Though an imaginary circuit diagram offers a rather intimidating gateway into Andrew Pekler's new album, its music is hardly as uninviting as the cover image might suggest. The recording is, however, dramatically different from his ~scape outings Station to Station and last year's Nocturnes, False Dawns & Breakdowns, both of which integrated ‘60s jazz samples into cool, metropolitan digi-scapes. You'll hear no sax and drums on Strings and Feedback; instead, Pekler constructs ten crystalline meditations using piano and string samples taken from classical works (including Morton Feldman's in the 1950s). Swathed in static hiss and anchored by looping bases, wayward tones, gleaming plucks, and shuddering strums drift, weave, surface, and disappear within the amoebic mix. What most surprises is the spacey, ethereal, and at times ominous mood that Pekler sculpts in these alien vistas, an effect intensified by the occasional swoop of Theremin-styled glissandi that recalls early electronic-classical compositions like Messiaen's Turangalîla-Symphonie and its prominent usage of the ondes martenot. Percussive knocks and bowed tones in “Refusenik,” for example, convincingly conjure an atmosphere of intense gloom in a mere two minutes.

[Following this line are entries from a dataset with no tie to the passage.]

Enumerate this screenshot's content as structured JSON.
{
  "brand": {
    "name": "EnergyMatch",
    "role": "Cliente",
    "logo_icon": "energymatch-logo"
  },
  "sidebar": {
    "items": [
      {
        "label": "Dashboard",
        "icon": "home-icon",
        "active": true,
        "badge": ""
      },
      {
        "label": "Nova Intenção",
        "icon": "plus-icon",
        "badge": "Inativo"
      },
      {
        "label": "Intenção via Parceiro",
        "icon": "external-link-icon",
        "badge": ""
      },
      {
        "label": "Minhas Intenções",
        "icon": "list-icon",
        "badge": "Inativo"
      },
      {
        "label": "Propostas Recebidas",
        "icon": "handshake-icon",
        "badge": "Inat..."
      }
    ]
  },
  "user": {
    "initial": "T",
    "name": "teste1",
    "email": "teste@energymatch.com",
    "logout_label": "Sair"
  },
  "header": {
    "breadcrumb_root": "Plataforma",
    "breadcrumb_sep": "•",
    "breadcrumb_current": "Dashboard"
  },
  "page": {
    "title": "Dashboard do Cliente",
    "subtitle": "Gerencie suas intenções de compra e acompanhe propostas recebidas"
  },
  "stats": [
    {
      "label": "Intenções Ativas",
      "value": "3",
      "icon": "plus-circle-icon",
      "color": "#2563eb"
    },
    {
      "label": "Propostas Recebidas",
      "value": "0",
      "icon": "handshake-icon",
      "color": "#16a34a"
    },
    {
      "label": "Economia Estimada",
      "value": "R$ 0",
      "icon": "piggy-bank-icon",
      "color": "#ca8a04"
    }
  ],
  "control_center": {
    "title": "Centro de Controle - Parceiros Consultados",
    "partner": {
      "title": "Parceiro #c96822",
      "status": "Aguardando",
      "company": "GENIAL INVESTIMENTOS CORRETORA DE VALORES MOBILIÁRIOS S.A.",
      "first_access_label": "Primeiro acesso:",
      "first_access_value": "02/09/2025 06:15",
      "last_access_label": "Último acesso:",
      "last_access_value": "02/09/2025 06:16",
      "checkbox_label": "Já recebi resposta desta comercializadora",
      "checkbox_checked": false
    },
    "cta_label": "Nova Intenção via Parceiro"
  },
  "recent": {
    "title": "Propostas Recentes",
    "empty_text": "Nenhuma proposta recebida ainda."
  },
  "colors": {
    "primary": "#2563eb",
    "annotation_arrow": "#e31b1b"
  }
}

Though Strings and Feedback is more esoteric and hermetic than Pekler's first two albums, it's distinguished by sounding less obviously derivative and therefore more uniquely his own.

October 2005